Despite the fact that the device was able to see skin features not readily apparent to the naked eye it seems unlikely that the Polaroid Dermascope enabled an experienced beauty therapist to learn a lot more about a client’s skin that she could see with her naked eye. The machines operated more as a novelty when displayed in department stores, helping to convince clients that a recommended treatment regime was scientifically valid, a situation strengthened when the demonstrators were men. As far as I can tell they were not used in salons. Helena Rubinstein must have found these devices useful in generating sales as this was not her first use of an optical skin analyser. That came some 5 years earlier with the ‘Derma-Lens’.
The first of these was a rather cumbersome apparatus only suited for department store demonstrations. Unfortunately, I have been unable to determine exactly how it operated but clearly it did not use polarised light.
A new device for scientific analysis of complexions, known as the “Derma-Lens,” has been designed by Helena Rubinstein, Inc. New York, and is being used in various department stores by representatives of the company to determine the exact beauty treatment required by women. … Moveable light inside the “Derma-Lens” make it possible to focus attention on special skin areas.
The apparatus is said to gauge the exact texture and condition of the skin, and enables the operator to peer critically into the skin where flaws develop and advise women accurately as to the exact corrective home beauty care the individual complexion requires. It is claimed that the “Derma-Lens” reveals the true flesh tone of the skin and thus provides the basis for the selection of perfectly harmonizing cosmetics.
Later models were more elegant, smaller and cheaper and were used in Rubinstein salons. They appear to have been operated much like a more complicated version of a modern salon magnifying light.
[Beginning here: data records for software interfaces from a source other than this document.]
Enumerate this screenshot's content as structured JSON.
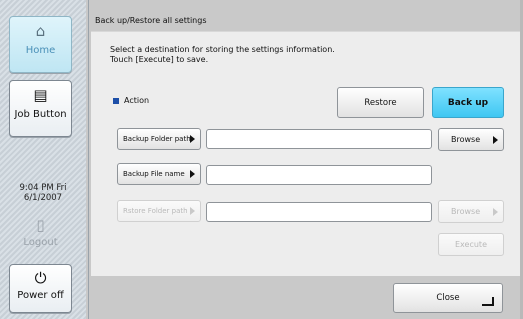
{
  "sidebar": {
    "home_label": "Home",
    "job_label": "Job Button",
    "date_time": "9:04 PM  Fri\n6/1/2007",
    "time": "9:04 PM  Fri",
    "date": "6/1/2007",
    "logout_label": "Logout",
    "power_label": "Power off"
  },
  "screen": {
    "title": "Back up/Restore all settings",
    "instruction_line1": "Select a destination for storing the settings information.",
    "instruction_line2": "Touch [Execute] to save.",
    "action_label": "Action",
    "restore_label": "Restore",
    "backup_label": "Back up",
    "backup_folder_label": "Backup Folder path",
    "backup_file_label": "Backup File name",
    "restore_folder_label": "Rstore Folder path",
    "browse_label": "Browse",
    "browse_disabled_label": "Browse",
    "execute_label": "Execute",
    "close_label": "Close"
  },
  "fields": {
    "backup_folder_value": "",
    "backup_file_value": "",
    "restore_folder_value": ""
  },
  "colors": {
    "accent": "#3fc7f2",
    "bullet": "#1d4fa8"
  },
  "icons": [
    "home-icon",
    "job-button-icon",
    "logout-icon",
    "power-icon",
    "arrow-right-icon",
    "enter-icon"
  ]
}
Helena Rubinstein was not the only cosmetic firm to use optical devices to analyse the skin’s complexion. Images of scientists peering at skin through ‘scopes’ appear occasionally in cosmetic advertising and I have included a few examples for examination. Other cosmetic companies also used complexion analysers in department store demonstrations to help generate interest and sales in the 1950s but the practice seems to have died out after that.
Optical complexion analysers that function as a dermatoscope were not widely used in salons, partly because of their size and expense but also because they did not tell an experienced therapist much more than they could see with their naked eyes – the same reason they were not rapidly adopted by dermatologists. As a selling device most of the less expensive forms also suffered from a major limitation – unlike Rubinstein’s Derma-Lens – namely that the client could not see the skin problems the operator was viewing and describing. This limitation has been overcome in recent years with the arrival of computers and digital photography. The development of small, relatively cheap dermatoscopes that can be attached to a smartphone or tablet, allows magnified images to be taken with the inbuilt camera and then shown to the client. This opens up more possibilities for them being used in salon consultations.
Updated: 23rd June 2015
The American perfumer & essential oil review. (1934, 1939). New York: Robbins Perfumer Co.
Earls, A. R. & Rohani, N. (2005). Images of America. Polaroid. Charleston, SC: Arcadia Publishing.
Lee, J. B. & Hirokawa, D. (2010). Dermatoscopy: An overview—Part I: Nonmelanocytic lesions. Skinmed. 8(5), 265-272.
Roldán-MarIín, R., Puig, S. & Malvehy, J. (2012). Dermoscopic criteria and melanocytic lesions. Giornale Italiano di Dermatologia e Venereologia. 147(2), 149-59
Saphier J. (1921). Die dermatoskopie. IV. Mitteilung. Archiv für Dermatologie und Syphilis. 136(2), 149-58.
Skin-tone analyzer selects right color for face cosmetics. (1939). Popular Science. Retrieved January 2, 2014, from http://blog.modernmechanix.com/skin-tone-analyzer-selects-right-color-for-face-cosmetics/